If a company elects to use fair value measurement on selected hybrid instruments, the balance sheet disclosure may be presented in one of two ways: as either a separate line item for the fair value and non--fair value instruments on the balance sheet, or as an aggregate amount of all hybrid instruments with the amount of hybrid instruments at fair value shown in parentheses
Inco, Inc., a U.S. entity, has elected to prepare financial statements in accordance with IFRS to provide to its foreign suppliers. Inco has the following information concerning an investment in the bonds of Tryco, Inc., as of December 31
Par value $100,000
Original cost 108,000
Current premium 3,500
Fair value 105,000
Inco normally does not invest in debt but made this investment with the expectation that it could profit from short-term decreases in the market interest rate. Which one of the following is the amount at which Inco should report its investment in Tryco in its December 31 IFRS-based Statement of Financial Position?
This answer ($103,500) results from reporting the investment in bonds at amortized cost. Under IFRS No. 9, investments in debt securities that are not made under an entity's business model plan to make and hold such investments solely to receive cash flow from interest and principal repayment should be reported at fair value, not at amortized cost.
Slate Co. and Talse Co. exchanged similar plots of land with fair values in excess of carrying amounts. In addition, Slate received cash from Talse to compensate for the difference in land values.
The exchange lacks commercial substance.
As a result of the exchange, Slate should recognize
1) A gain equal to the difference between the fair value and the carrying amount of the land given up.
2) A gain in an amount determined by the ratio of cash received to total consideration.
3) A loss in an amount determined by the ratio of cash received to total consideration.
4) Neither a gain nor a loss.
A gain in an amount determined by the ratio of cash received to total consideration.
"A gain equal to the difference between the fair value and the carrying amount of the land given up" would be correct if there were commercial substance to the exchange. However, without commercial substance, Slate's recognized gain is limited to the percentage of its asset "sold" for cash.

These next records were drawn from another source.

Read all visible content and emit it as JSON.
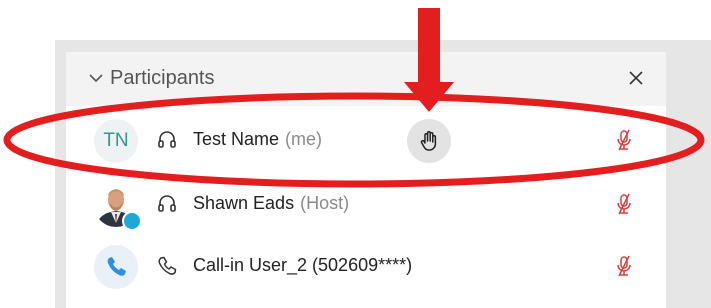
{
  "panel": {
    "title": "Participants",
    "collapse_icon": "chevron-down-icon",
    "close_icon": "close-icon"
  },
  "participants": [
    {
      "initials": "TN",
      "name": "Test Name",
      "role": "(me)",
      "connection_icon": "headset-icon",
      "hand_raised": true,
      "hand_icon": "raise-hand-icon",
      "mute_icon": "microphone-muted-icon"
    },
    {
      "initials": "",
      "name": "Shawn Eads",
      "role": "(Host)",
      "connection_icon": "headset-icon",
      "avatar": "photo",
      "presence_icon": "presence-status-icon",
      "mute_icon": "microphone-muted-icon"
    },
    {
      "initials": "",
      "name": "Call-in User_2 (502609****)",
      "role": "",
      "connection_icon": "phone-icon",
      "avatar_icon": "phone-avatar-icon",
      "mute_icon": "microphone-muted-icon"
    }
  ],
  "annotation": {
    "color": "#e31e1e",
    "arrow_icon": "down-arrow-annotation",
    "ellipse": "highlight-ellipse-annotation"
  },
  "colors": {
    "initials": "#2a9a8a",
    "mute": "#e03b3b",
    "header_bg": "#f3f3f3"
  }
}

On September 30, year 1, Grey Company issued 3,000 shares of its $10 par common stock in connection with a stock dividend. No entry was made on the stock dividend declaration date. The market value per share immediately after issuance was $15. Grey’s stockholders’ equity accounts immediately before issuance of the stock dividend shares were as follows:
Common stock $10 par; 20,000 shares authorized outstanding $200,000
Additional paid-in capital 300,000
Retained earnings 350,000
What should be the retained earnings balance immediately after the stock dividend?
The stock dividend is a 15% dividend (3,000/20,000). A stock dividend of less than 20-25% is recorded (on the date of declaration) at the FV of the shares to be issued. This amount is charged to Retained earnings and credited to the Stock dividend distributable and Paid-in capital accounts. The FV of the stock on the date of declaration is not indicated in the problem; however, the FV immediately after issuance of the stock dividend is $15. This is the best choice based on the information available. Therefore, Retained earnings would be charged for $45,000 (3,000 × $15). The retained earnings balance would then be $305,000 ($350,000 − $45,000).